David Ayer, director of Suicide Squad, took to social media today to once again assert that the movie released to theaters bears little resemblance to his director's cut. While praising James Gunn's The Suicide Squad, Ayer bristled at audiences and critics who are using its warm reception to take shots at Ayer's 2016 movie. Much like Zack Snyder with Justice League (at least prior to the announcement of his director's cut), Ayer has elected not to speak publicly about his disagreements with the studio, which he said is a matter of old-school professionalism, and not something he plans to change.
Still, he said, the movie that made it to theaters wasn't his film, and that his silence on the matter meant absorbing a lot of criticism, some of it very personal. The comments, made via a trio of screenshots, was posted in response to a critic who said that he reacted to liking James Gunn's film by wishing Ayer would stop pursuing a director's cut of his film. Gunn, for his part, responded to Ayer's open letter with a supportive tweet sending him "all my love and admiration."
"I put my life into Suicide Squad," Ayer wrote in a missive, which he captioned "My turn" in the tweet. "I made something amazing. My cut is intricate and emotional journey with some bad people who are shit on and discarded (a theme that resonates in my soul). The studio cut is not my movie. Read that again. And my cut is not the 10 week director's cut – it's a fully mature edit by Lee Smith standing on the incredible work by John Gilroy. It's all Steven Price's brilliant score, with not a single radio song in the whole thing. It has traditional character arcs, amazing performances, a solid third-act resolution. A handful of people have seen it."
You can see the full statement below.

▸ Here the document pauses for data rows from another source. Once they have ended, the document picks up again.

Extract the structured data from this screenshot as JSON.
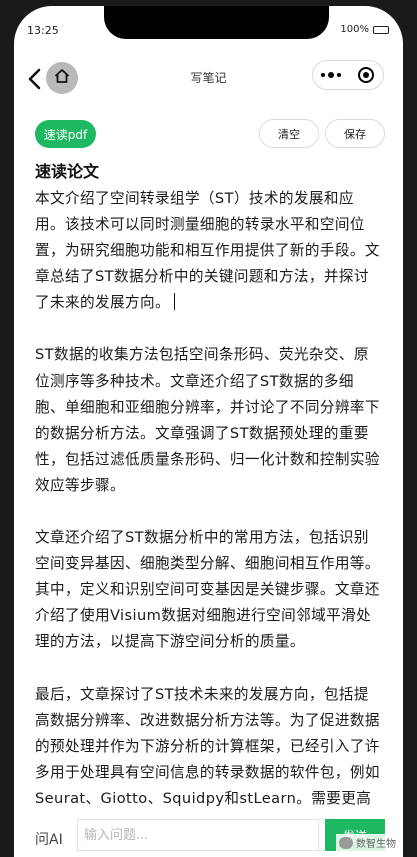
{
  "status_bar": {
    "time": "13:25",
    "battery_text": "100%",
    "battery_level": 1.0
  },
  "nav": {
    "title": "写笔记"
  },
  "toolbar": {
    "pdf_label": "速读pdf",
    "clear_label": "清空",
    "save_label": "保存"
  },
  "document": {
    "title": "速读论文",
    "paragraphs": [
      "本文介绍了空间转录组学（ST）技术的发展和应用。该技术可以同时测量细胞的转录水平和空间位置，为研究细胞功能和相互作用提供了新的手段。文章总结了ST数据分析中的关键问题和方法，并探讨了未来的发展方向。",
      "ST数据的收集方法包括空间条形码、荧光杂交、原位测序等多种技术。文章还介绍了ST数据的多细胞、单细胞和亚细胞分辨率，并讨论了不同分辨率下的数据分析方法。文章强调了ST数据预处理的重要性，包括过滤低质量条形码、归一化计数和控制实验效应等步骤。",
      "文章还介绍了ST数据分析中的常用方法，包括识别空间变异基因、细胞类型分解、细胞间相互作用等。其中，定义和识别空间可变基因是关键步骤。文章还介绍了使用Visium数据对细胞进行空间邻域平滑处理的方法，以提高下游空间分析的质量。",
      "最后，文章探讨了ST技术未来的发展方向，包括提高数据分辨率、改进数据分析方法等。为了促进数据的预处理并作为下游分析的计算框架，已经引入了许多用于处理具有空间信息的转录数据的软件包，例如Seurat、Giotto、Squidpy和stLearn。需要更高级的技术来深入探索预处理阶"
    ]
  },
  "ask": {
    "label": "问AI",
    "placeholder": "输入问题...",
    "send_label": "发送"
  },
  "watermark": {
    "text": "数智生物"
  },
  "colors": {
    "accent": "#1fb862",
    "home_button": "#b9b9b9"
  }
}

Fans lobbying to release Ayer's cut of Suicide Squad are planning a "trending event" on Twitter on August 5, which is both the five-year anniversary of that movie's release and the eve of Gunn's film releasing in theaters and on HBO Max. Whereas Zack Snyder's cut of Justice League required a good deal of visual effects and editing cleanup to make it releasable, Ayer and others familiar with the situation have claimed that his director's cut of Suicide Squad would require very little work and cost almost nothing.
Warner Bros. has previously shot down the idea, with studio exec Ann Sarnoff saying that they would "not be developing" Ayer's cut.